AVAILABLE RECORDS:

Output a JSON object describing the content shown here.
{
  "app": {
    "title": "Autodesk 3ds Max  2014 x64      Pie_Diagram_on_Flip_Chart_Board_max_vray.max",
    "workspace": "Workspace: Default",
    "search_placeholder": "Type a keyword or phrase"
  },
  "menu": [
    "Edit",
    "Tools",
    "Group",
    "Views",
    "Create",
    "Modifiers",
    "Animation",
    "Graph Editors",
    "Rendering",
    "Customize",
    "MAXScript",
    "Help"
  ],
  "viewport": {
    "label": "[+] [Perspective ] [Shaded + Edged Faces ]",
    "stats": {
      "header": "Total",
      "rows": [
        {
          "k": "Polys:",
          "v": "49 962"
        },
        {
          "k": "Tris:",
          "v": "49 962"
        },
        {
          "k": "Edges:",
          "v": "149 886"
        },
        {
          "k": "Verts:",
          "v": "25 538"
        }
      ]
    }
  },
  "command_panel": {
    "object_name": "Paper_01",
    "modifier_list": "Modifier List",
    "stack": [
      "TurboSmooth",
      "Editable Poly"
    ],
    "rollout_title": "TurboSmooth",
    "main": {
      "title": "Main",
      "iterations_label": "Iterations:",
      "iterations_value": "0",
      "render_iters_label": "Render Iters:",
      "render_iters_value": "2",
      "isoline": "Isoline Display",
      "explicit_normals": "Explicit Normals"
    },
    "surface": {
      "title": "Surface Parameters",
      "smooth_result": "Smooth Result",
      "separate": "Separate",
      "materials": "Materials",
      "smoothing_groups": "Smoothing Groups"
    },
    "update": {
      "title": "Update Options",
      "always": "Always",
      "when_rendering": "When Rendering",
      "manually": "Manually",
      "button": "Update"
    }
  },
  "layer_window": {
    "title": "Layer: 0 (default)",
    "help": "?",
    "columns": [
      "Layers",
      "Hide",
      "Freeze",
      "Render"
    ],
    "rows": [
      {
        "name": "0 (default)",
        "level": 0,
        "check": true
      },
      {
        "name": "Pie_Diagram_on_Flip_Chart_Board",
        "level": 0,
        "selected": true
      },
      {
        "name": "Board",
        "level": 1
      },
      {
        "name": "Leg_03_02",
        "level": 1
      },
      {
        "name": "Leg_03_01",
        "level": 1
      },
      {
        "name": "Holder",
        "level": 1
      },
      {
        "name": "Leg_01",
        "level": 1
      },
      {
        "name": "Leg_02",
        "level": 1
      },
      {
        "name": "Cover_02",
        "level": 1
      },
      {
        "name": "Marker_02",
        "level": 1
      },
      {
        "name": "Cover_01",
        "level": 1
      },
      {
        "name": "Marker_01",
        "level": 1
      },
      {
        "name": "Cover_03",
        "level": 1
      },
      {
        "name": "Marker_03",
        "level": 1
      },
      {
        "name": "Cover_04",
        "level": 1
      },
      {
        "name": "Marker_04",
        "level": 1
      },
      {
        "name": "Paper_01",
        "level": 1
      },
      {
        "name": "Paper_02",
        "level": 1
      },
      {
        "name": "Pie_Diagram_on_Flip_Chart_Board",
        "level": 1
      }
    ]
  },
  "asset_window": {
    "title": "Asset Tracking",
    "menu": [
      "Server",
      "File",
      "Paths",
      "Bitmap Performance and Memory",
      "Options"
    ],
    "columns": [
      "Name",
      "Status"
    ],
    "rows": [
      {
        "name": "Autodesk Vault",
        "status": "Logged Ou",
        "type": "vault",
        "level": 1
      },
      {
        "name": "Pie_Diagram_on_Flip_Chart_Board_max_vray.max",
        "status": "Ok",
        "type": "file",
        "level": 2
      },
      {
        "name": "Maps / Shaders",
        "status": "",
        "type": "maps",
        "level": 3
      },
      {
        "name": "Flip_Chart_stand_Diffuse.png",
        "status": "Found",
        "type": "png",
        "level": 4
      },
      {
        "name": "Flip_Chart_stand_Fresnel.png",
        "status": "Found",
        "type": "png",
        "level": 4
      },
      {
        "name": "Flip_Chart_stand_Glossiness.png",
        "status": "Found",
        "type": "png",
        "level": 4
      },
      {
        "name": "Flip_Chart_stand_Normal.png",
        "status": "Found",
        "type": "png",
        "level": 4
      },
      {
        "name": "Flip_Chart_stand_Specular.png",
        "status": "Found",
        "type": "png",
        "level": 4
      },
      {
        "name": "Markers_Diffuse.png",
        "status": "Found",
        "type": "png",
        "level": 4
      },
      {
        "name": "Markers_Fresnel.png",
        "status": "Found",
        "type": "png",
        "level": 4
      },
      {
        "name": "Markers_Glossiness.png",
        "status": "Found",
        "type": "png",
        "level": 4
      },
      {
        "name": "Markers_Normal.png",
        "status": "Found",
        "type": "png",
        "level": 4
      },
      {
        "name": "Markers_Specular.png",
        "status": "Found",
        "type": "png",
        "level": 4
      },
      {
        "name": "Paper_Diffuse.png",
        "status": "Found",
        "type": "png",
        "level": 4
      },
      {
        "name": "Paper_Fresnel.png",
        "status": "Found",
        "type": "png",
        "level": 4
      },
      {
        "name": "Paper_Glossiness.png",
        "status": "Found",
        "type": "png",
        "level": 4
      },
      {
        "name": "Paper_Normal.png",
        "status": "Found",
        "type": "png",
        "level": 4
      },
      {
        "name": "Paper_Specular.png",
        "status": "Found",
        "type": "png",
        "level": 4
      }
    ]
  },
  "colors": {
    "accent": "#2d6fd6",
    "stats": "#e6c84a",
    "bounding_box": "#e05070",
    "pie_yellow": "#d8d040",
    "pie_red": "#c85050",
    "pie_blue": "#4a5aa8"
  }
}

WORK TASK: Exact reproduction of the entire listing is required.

SOLUTION BELOW:
Output a JSON object describing the content shown here.
{
  "app": {
    "title": "Autodesk 3ds Max  2014 x64      Pie_Diagram_on_Flip_Chart_Board_max_vray.max",
    "workspace": "Workspace: Default",
    "search_placeholder": "Type a keyword or phrase"
  },
  "menu": [
    "Edit",
    "Tools",
    "Group",
    "Views",
    "Create",
    "Modifiers",
    "Animation",
    "Graph Editors",
    "Rendering",
    "Customize",
    "MAXScript",
    "Help"
  ],
  "viewport": {
    "label": "[+] [Perspective ] [Shaded + Edged Faces ]",
    "stats": {
      "header": "Total",
      "rows": [
        {
          "k": "Polys:",
          "v": "49 962"
        },
        {
          "k": "Tris:",
          "v": "49 962"
        },
        {
          "k": "Edges:",
          "v": "149 886"
        },
        {
          "k": "Verts:",
          "v": "25 538"
        }
      ]
    }
  },
  "command_panel": {
    "object_name": "Paper_01",
    "modifier_list": "Modifier List",
    "stack": [
      "TurboSmooth",
      "Editable Poly"
    ],
    "rollout_title": "TurboSmooth",
    "main": {
      "title": "Main",
      "iterations_label": "Iterations:",
      "iterations_value": "0",
      "render_iters_label": "Render Iters:",
      "render_iters_value": "2",
      "isoline": "Isoline Display",
      "explicit_normals": "Explicit Normals"
    },
    "surface": {
      "title": "Surface Parameters",
      "smooth_result": "Smooth Result",
      "separate": "Separate",
      "materials": "Materials",
      "smoothing_groups": "Smoothing Groups"
    },
    "update": {
      "title": "Update Options",
      "always": "Always",
      "when_rendering": "When Rendering",
      "manually": "Manually",
      "button": "Update"
    }
  },
  "layer_window": {
    "title": "Layer: 0 (default)",
    "help": "?",
    "columns": [
      "Layers",
      "Hide",
      "Freeze",
      "Render"
    ],
    "rows": [
      {
        "name": "0 (default)",
        "level": 0,
        "check": true
      },
      {
        "name": "Pie_Diagram_on_Flip_Chart_Board",
        "level": 0,
        "selected": true
      },
      {
        "name": "Board",
        "level": 1
      },
      {
        "name": "Leg_03_02",
        "level": 1
      },
      {
        "name": "Leg_03_01",
        "level": 1
      },
      {
        "name": "Holder",
        "level": 1
      },
      {
        "name": "Leg_01",
        "level": 1
      },
      {
        "name": "Leg_02",
        "level": 1
      },
      {
        "name": "Cover_02",
        "level": 1
      },
      {
        "name": "Marker_02",
        "level": 1
      },
      {
        "name": "Cover_01",
        "level": 1
      },
      {
        "name": "Marker_01",
        "level": 1
      },
      {
        "name": "Cover_03",
        "level": 1
      },
      {
        "name": "Marker_03",
        "level": 1
      },
      {
        "name": "Cover_04",
        "level": 1
      },
      {
        "name": "Marker_04",
        "level": 1
      },
      {
        "name": "Paper_01",
        "level": 1
      },
      {
        "name": "Paper_02",
        "level": 1
      },
      {
        "name": "Pie_Diagram_on_Flip_Chart_Board",
        "level": 1
      }
    ]
  },
  "asset_window": {
    "title": "Asset Tracking",
    "menu": [
      "Server",
      "File",
      "Paths",
      "Bitmap Performance and Memory",
      "Options"
    ],
    "columns": [
      "Name",
      "Status"
    ],
    "rows": [
      {
        "name": "Autodesk Vault",
        "status": "Logged Ou",
        "type": "vault",
        "level": 1
      },
      {
        "name": "Pie_Diagram_on_Flip_Chart_Board_max_vray.max",
        "status": "Ok",
        "type": "file",
        "level": 2
      },
      {
        "name": "Maps / Shaders",
        "status": "",
        "type": "maps",
        "level": 3
      },
      {
        "name": "Flip_Chart_stand_Diffuse.png",
        "status": "Found",
        "type": "png",
        "level": 4
      },
      {
        "name": "Flip_Chart_stand_Fresnel.png",
        "status": "Found",
        "type": "png",
        "level": 4
      },
      {
        "name": "Flip_Chart_stand_Glossiness.png",
        "status": "Found",
        "type": "png",
        "level": 4
      },
      {
        "name": "Flip_Chart_stand_Normal.png",
        "status": "Found",
        "type": "png",
        "level": 4
      },
      {
        "name": "Flip_Chart_stand_Specular.png",
        "status": "Found",
        "type": "png",
        "level": 4
      },
      {
        "name": "Markers_Diffuse.png",
        "status": "Found",
        "type": "png",
        "level": 4
      },
      {
        "name": "Markers_Fresnel.png",
        "status": "Found",
        "type": "png",
        "level": 4
      },
      {
        "name": "Markers_Glossiness.png",
        "status": "Found",
        "type": "png",
        "level": 4
      },
      {
        "name": "Markers_Normal.png",
        "status": "Found",
        "type": "png",
        "level": 4
      },
      {
        "name": "Markers_Specular.png",
        "status": "Found",
        "type": "png",
        "level": 4
      },
      {
        "name": "Paper_Diffuse.png",
        "status": "Found",
        "type": "png",
        "level": 4
      },
      {
        "name": "Paper_Fresnel.png",
        "status": "Found",
        "type": "png",
        "level": 4
      },
      {
        "name": "Paper_Glossiness.png",
        "status": "Found",
        "type": "png",
        "level": 4
      },
      {
        "name": "Paper_Normal.png",
        "status": "Found",
        "type": "png",
        "level": 4
      },
      {
        "name": "Paper_Specular.png",
        "status": "Found",
        "type": "png",
        "level": 4
      }
    ]
  },
  "colors": {
    "accent": "#2d6fd6",
    "stats": "#e6c84a",
    "bounding_box": "#e05070",
    "pie_yellow": "#d8d040",
    "pie_red": "#c85050",
    "pie_blue": "#4a5aa8"
  }
}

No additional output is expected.